Amino acids are the building blocks of long polymer chains. With 2-10 amino acids such chains are called peptides, with 10-100 they are often called polypeptides, and longer chains are known as proteins. These protein structures have many structural and functional roles in organisms.

There are twenty amino acids that are encoded by the standard genetic code, but there are more than 500 natural amino acids. When amino acids other than the set of twenty are observed in proteins, this is usually the result of modification after translation (protein synthesis). Only two amino acids other than the standard twenty are known to be incorporated into proteins during translation, in certain organisms:

Besides those used in protein synthesis, other biologically important amino acids include carnitine (used in lipid transport within a cell), ornithine, GABA and taurine.

Protein structure


The particular series of amino acids that form a protein is known as that protein's primary structure.  Proteins have several, well-classified, elements of local structure and these are termed secondary structure.  The overall 3D structure of a protein is termed its tertiary structure.  Proteins often aggregate into macromolecular structures, or quaternary structure.

Metalloproteins

A metalloprotein is a protein that contains a metal cofactor. The metal may be an isolated ion or may be coordinated with an nonprotein organic compound, such as the porphyrin group found in hemoproteins. In some cases, the metal is coordinated with both a side chain of the protein and an inorganic nonmetallic ion. This type of protein-metal-nonmetal structure is found in iron-sulfur clusters.

Vitamins

A vitamin is a compound that can not be synthesized by a given organism but is nonetheless vital to its survival or health.
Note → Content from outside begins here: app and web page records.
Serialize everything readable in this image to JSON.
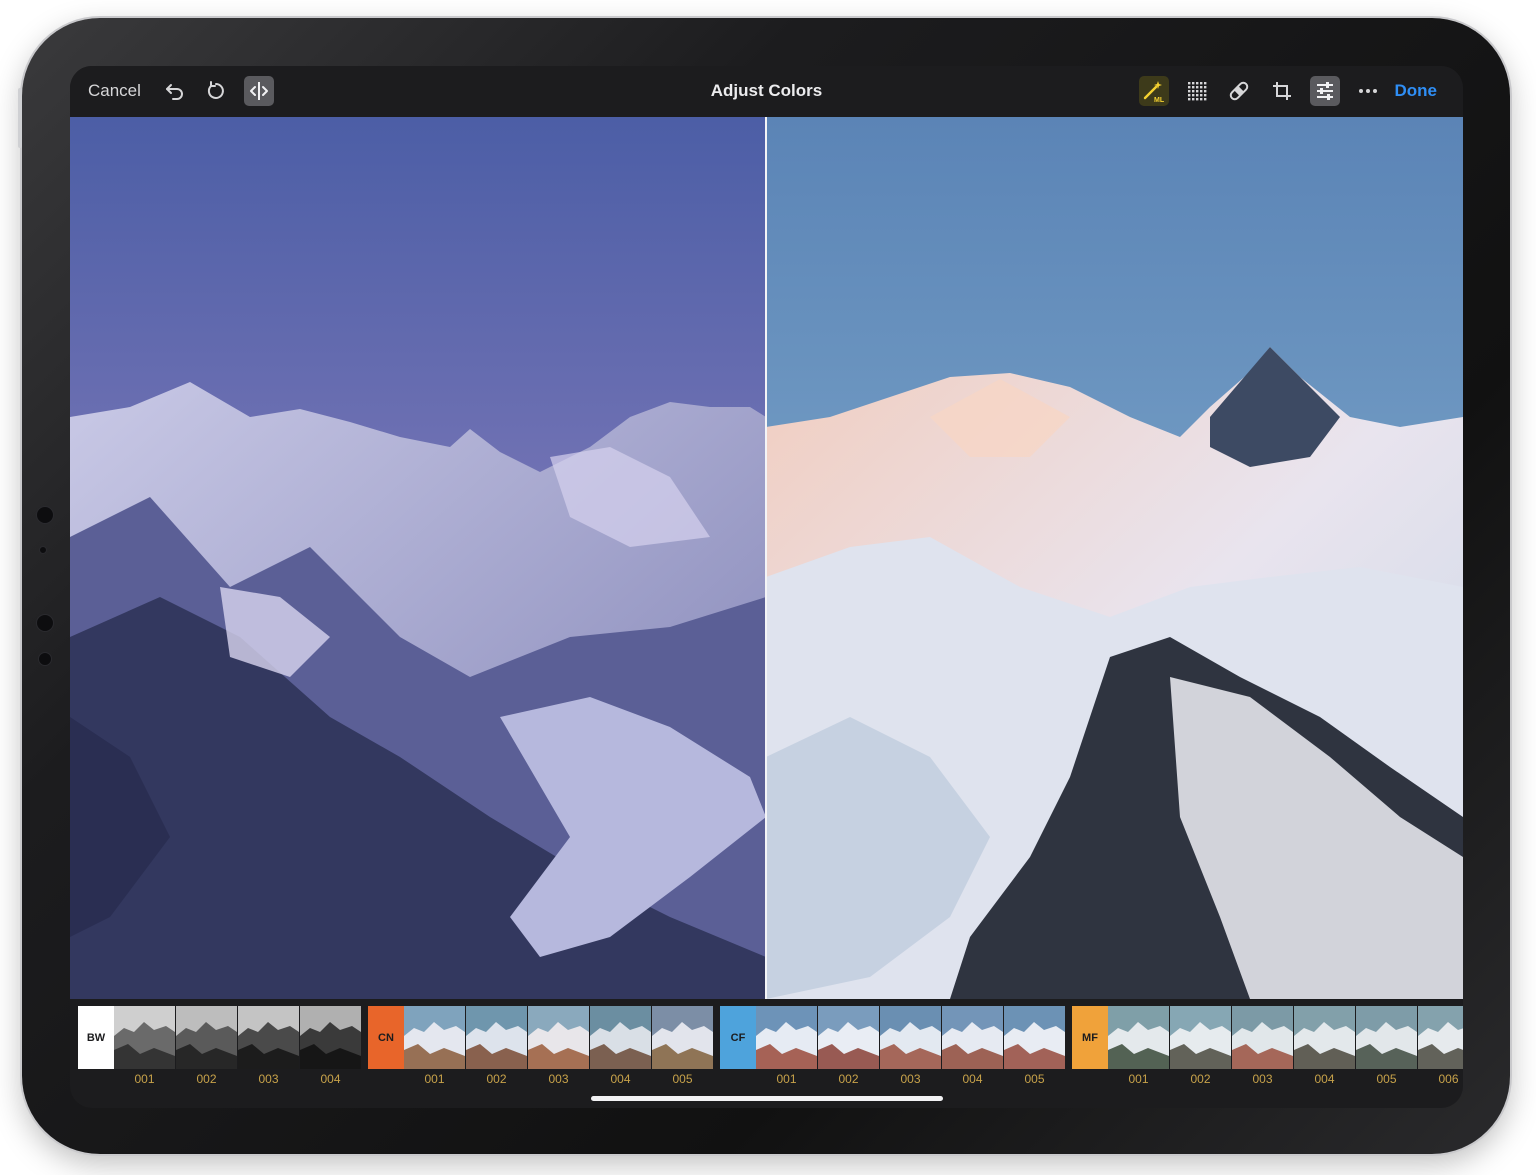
{
  "toolbar": {
    "cancel_label": "Cancel",
    "title": "Adjust Colors",
    "done_label": "Done",
    "wand_badge": "ML"
  },
  "colors": {
    "accent": "#2f8ef5",
    "frame_number": "#c7a24a",
    "tag_bw": "#ffffff",
    "tag_cn": "#e8652a",
    "tag_cf": "#4ea3dc",
    "tag_mf": "#f0a23a"
  },
  "filter_groups": [
    {
      "tag": "BW",
      "frames": [
        "001",
        "002",
        "003",
        "004"
      ]
    },
    {
      "tag": "CN",
      "frames": [
        "001",
        "002",
        "003",
        "004",
        "005"
      ]
    },
    {
      "tag": "CF",
      "frames": [
        "001",
        "002",
        "003",
        "004",
        "005"
      ]
    },
    {
      "tag": "MF",
      "frames": [
        "001",
        "002",
        "003",
        "004",
        "005",
        "006"
      ]
    }
  ],
  "icons": [
    "undo-icon",
    "reset-icon",
    "compare-icon",
    "magic-wand-ml-icon",
    "grid-filters-icon",
    "bandage-retouch-icon",
    "crop-icon",
    "adjust-sliders-icon",
    "more-icon"
  ]
}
These compounds must be absorbed, or eaten, but typically only in trace quantities.

See also